There were no data for the primary outcomes participant-reported pain relief from baseline of 50% or greater and PGIC.
There was a paucity of data for secondary outcomes. One pilot cross-over study of 43 participants found that the mean (95% confidence intervals (CI)) decrease in pain intensity on movement (100-mm visual analogue scale (VAS)) during one 30-minute treatment was 11.1 mm (95% CI 5.9 to 16.3) for TENS and 2.3 mm (95% CI 2.4 to 7.7) for placebo TENS. There were no significant differences between TENS and placebo for pain at rest. One parallel group study of 39 participants found that mean ± standard deviation (SD) pain intensity (100-mm VAS) decreased from 85 ± 20 mm at baseline to 43 ± 20 mm after one week of dual-site TENS; decreased from 85 ± 10 mm at baseline to 60 ± 10 mm after single-site TENS; and decreased from 82 ± 20 mm at baseline to 80 ± 20 mm after one week of placebo TENS. The authors of seven studies concluded that TENS relieved pain but the findings of single small studies are unlikely to be correct.
One study found clinically important improvements in Fibromyalgia Impact Questionnaire (FIQ) subscales for work performance, fatigue, stiffness, anxiety, and depression for TENS with exercise compared with exercise alone.

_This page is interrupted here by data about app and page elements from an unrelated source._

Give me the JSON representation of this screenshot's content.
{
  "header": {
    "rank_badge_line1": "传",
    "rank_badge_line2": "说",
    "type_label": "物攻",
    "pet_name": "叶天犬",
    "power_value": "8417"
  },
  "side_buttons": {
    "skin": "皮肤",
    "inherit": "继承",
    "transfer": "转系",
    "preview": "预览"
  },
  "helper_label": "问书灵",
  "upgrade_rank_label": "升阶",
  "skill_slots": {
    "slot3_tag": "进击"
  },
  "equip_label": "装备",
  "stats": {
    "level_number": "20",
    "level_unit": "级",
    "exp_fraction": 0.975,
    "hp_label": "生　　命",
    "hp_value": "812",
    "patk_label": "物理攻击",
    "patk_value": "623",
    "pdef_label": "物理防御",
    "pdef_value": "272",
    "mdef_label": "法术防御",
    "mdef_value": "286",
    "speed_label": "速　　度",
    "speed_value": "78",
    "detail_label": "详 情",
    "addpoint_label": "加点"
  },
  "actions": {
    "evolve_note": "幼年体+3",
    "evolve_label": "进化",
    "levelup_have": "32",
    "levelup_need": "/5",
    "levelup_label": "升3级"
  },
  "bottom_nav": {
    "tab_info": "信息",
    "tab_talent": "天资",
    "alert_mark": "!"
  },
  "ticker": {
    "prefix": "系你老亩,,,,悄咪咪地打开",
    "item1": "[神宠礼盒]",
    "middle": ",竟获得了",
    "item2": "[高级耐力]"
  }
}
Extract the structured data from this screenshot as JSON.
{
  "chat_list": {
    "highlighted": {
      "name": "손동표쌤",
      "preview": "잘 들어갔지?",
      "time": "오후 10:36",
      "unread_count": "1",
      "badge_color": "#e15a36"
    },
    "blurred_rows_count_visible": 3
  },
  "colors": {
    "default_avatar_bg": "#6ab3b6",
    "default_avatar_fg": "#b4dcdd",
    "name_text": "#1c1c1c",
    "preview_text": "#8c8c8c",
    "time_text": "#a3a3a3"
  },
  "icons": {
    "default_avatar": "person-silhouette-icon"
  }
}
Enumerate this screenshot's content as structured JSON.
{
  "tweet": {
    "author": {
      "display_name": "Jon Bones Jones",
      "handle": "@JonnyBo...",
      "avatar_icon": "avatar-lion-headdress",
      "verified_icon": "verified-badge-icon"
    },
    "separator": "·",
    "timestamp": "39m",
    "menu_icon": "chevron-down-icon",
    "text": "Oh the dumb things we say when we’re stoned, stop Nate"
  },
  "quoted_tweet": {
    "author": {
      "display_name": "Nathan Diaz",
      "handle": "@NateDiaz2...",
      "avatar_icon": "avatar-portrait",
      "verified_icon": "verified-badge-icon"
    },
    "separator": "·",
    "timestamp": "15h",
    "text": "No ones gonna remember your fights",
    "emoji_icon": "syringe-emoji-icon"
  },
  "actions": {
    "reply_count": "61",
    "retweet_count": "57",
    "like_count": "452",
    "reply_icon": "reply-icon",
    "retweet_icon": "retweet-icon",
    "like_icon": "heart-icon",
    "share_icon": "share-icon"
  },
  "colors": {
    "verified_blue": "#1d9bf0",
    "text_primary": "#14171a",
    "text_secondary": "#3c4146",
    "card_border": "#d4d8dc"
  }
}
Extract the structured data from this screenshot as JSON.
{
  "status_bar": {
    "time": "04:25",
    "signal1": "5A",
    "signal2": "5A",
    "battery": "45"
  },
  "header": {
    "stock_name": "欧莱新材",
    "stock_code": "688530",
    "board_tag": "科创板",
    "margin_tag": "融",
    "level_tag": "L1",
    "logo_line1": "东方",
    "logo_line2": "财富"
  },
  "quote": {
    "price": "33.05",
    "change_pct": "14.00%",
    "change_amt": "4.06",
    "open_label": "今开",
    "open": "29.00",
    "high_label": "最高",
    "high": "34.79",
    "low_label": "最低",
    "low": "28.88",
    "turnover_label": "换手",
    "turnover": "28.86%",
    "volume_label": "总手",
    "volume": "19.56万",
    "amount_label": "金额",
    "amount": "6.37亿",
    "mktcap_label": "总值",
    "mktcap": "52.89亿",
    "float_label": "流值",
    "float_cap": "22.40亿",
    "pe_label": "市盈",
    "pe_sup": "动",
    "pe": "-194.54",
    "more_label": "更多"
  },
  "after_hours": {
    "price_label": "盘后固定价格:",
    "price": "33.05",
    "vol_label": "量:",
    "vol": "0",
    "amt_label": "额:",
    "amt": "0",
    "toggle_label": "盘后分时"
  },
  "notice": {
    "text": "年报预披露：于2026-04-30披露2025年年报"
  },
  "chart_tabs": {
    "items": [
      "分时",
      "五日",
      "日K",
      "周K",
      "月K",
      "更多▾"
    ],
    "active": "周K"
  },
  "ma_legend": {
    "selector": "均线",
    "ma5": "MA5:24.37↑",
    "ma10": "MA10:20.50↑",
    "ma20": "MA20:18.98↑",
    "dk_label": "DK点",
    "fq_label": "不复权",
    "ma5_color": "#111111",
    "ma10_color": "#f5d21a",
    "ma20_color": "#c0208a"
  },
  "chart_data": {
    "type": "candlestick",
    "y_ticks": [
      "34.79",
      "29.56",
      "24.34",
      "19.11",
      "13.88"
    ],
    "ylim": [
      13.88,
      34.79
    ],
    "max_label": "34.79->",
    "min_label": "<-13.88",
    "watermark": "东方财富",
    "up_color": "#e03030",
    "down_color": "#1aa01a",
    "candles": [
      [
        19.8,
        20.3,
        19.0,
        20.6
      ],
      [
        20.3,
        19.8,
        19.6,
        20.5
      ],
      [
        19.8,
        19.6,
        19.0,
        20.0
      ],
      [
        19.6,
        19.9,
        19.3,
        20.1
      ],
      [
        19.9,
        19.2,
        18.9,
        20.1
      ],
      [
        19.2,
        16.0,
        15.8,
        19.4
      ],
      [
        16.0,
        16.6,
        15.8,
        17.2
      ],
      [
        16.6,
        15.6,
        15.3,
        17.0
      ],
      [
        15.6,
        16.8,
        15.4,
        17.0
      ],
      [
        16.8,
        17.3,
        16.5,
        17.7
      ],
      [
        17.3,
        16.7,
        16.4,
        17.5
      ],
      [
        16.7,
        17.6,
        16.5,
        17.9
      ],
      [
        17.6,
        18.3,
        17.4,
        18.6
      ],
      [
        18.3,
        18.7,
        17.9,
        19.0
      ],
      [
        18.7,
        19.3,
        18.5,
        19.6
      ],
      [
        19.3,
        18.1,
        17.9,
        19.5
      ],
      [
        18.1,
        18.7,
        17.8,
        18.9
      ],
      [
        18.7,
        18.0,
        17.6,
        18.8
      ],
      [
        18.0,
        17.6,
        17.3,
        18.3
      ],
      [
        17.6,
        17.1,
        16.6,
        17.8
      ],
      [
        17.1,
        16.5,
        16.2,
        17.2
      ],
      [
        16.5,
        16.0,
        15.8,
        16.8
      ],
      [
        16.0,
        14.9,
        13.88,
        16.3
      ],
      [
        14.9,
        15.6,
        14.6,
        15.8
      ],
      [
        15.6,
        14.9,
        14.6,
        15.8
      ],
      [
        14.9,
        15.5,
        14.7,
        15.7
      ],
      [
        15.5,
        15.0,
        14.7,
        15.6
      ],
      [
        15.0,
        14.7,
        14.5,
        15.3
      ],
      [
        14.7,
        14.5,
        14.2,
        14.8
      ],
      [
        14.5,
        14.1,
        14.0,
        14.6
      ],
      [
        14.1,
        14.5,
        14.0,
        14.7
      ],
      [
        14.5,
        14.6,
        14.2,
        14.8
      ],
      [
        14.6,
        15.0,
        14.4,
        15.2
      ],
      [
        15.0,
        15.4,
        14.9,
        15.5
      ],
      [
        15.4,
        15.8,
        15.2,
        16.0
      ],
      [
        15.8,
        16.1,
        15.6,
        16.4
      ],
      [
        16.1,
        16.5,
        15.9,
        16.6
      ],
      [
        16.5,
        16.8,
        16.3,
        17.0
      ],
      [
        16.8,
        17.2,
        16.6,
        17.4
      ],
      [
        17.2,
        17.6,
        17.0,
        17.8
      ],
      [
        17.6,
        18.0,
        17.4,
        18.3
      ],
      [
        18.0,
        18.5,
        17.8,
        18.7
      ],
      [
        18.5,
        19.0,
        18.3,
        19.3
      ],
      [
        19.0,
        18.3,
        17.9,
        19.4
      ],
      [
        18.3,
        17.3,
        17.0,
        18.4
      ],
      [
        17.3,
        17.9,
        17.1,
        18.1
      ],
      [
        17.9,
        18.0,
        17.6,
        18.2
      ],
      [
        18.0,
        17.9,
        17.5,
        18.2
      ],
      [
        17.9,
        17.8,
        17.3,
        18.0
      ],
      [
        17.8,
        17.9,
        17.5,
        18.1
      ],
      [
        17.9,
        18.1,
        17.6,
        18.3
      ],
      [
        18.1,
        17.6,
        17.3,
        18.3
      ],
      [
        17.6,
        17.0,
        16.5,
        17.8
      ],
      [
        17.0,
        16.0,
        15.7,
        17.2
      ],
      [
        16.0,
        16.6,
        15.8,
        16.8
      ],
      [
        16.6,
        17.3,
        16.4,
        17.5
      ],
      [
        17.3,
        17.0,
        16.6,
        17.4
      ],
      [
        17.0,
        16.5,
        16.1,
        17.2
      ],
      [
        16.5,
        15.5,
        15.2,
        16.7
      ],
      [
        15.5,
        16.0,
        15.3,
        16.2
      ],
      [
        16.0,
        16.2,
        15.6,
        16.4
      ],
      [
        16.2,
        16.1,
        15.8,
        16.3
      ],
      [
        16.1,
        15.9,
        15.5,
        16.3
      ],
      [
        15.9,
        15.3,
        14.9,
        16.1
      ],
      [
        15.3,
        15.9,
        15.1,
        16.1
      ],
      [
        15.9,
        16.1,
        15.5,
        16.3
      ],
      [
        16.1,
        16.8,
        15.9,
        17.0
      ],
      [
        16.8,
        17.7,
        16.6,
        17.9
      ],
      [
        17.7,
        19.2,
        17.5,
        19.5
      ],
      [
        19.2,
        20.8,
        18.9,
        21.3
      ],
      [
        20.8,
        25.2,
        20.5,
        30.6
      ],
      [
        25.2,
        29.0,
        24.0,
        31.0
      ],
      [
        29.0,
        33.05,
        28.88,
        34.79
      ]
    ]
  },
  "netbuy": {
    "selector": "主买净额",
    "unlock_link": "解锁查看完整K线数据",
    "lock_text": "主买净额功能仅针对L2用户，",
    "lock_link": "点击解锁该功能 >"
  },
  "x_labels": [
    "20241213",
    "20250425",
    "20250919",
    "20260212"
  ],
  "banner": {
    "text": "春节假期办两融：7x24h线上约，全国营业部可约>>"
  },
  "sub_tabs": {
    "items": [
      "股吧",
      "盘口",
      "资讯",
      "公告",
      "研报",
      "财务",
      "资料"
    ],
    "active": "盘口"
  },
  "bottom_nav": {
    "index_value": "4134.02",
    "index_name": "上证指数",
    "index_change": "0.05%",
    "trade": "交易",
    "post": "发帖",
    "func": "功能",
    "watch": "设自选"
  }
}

One study found no additional improvements in FIQ scores when TENS was added to the first three weeks of a 12-week supervised exercise programme.
No serious adverse events were reported in any of the studies although there were reports of TENS causing minor discomfort in a total of 3 participants.
The quality of evidence was very low. We downgraded the GRADE rating mostly due to a lack of data; therefore, we have little confidence in the effect estimates where available.